Radio Role Models for the PMTCT of HIV and HIV Testing among Pregnant Women in Botswana
Sebert-Kuhlmann, A.K., Kraft, J.M., et al. Health Promotion International (2008), 23(3), pp. 260–268.

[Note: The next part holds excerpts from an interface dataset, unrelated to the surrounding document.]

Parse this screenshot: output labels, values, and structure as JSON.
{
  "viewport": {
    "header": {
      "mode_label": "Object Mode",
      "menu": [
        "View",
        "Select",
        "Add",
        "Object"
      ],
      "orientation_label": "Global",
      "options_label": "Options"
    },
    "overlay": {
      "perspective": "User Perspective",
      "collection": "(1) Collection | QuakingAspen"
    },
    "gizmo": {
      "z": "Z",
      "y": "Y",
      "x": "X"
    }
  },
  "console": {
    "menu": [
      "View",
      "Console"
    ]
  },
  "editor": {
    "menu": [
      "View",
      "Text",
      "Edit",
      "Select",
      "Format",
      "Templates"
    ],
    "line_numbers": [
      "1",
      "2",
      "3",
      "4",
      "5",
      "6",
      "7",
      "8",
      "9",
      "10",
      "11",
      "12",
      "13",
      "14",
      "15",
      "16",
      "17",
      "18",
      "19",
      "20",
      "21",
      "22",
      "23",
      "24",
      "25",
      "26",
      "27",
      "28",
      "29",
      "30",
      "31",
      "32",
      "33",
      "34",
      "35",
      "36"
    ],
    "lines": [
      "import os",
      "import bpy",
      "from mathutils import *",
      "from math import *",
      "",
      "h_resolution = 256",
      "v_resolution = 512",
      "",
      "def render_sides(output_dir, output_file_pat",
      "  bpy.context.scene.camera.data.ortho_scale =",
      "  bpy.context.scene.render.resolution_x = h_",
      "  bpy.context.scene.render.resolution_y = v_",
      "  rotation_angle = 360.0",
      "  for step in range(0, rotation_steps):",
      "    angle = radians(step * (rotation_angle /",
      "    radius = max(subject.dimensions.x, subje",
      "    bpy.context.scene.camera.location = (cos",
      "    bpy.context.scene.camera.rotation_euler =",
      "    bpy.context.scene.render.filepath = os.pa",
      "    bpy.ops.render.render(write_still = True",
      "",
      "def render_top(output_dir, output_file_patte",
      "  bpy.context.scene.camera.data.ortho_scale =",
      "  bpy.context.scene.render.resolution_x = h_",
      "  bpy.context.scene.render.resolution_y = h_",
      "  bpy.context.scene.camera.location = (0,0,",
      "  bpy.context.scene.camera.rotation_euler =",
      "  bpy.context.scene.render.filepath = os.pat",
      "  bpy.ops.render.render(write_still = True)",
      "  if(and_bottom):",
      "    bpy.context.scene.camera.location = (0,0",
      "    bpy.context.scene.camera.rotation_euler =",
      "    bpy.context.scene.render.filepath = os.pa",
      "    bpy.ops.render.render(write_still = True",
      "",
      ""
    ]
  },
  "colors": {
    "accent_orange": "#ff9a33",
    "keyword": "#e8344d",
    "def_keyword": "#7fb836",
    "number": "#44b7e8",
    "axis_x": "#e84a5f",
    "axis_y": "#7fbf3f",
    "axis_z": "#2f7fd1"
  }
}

Role models—both fictional and real-life—can facilitate behavior change. The Makgabanengradio drama in Botswana was developed to help listeners protect themselves from HIV and support people with HIV through modeling and reinforcement. It included two major storylines about HIV during pregnancy which informed listeners about preventing mother to child transmission (PMTCT). About 250 episodes of Makgabanenghad been broadcast prior to surveying 500 pregnant and postpartum women. Exposure to this drama was high among these women, with 79% of respondents reporting ever listening to the program, and 53% reporting listening at least once a week. Although many women could recall a character in a PMTCT storyline, this recollection was not significantly associated with seeking HIV testing during pregnancy. Women who identified with characters in the drama, however, were more likely to be tested for HIV while pregnant. The authors conclude that such serial dramas can contribute to HIV prevention, treatment, and care when concurrent with widespread access to such services.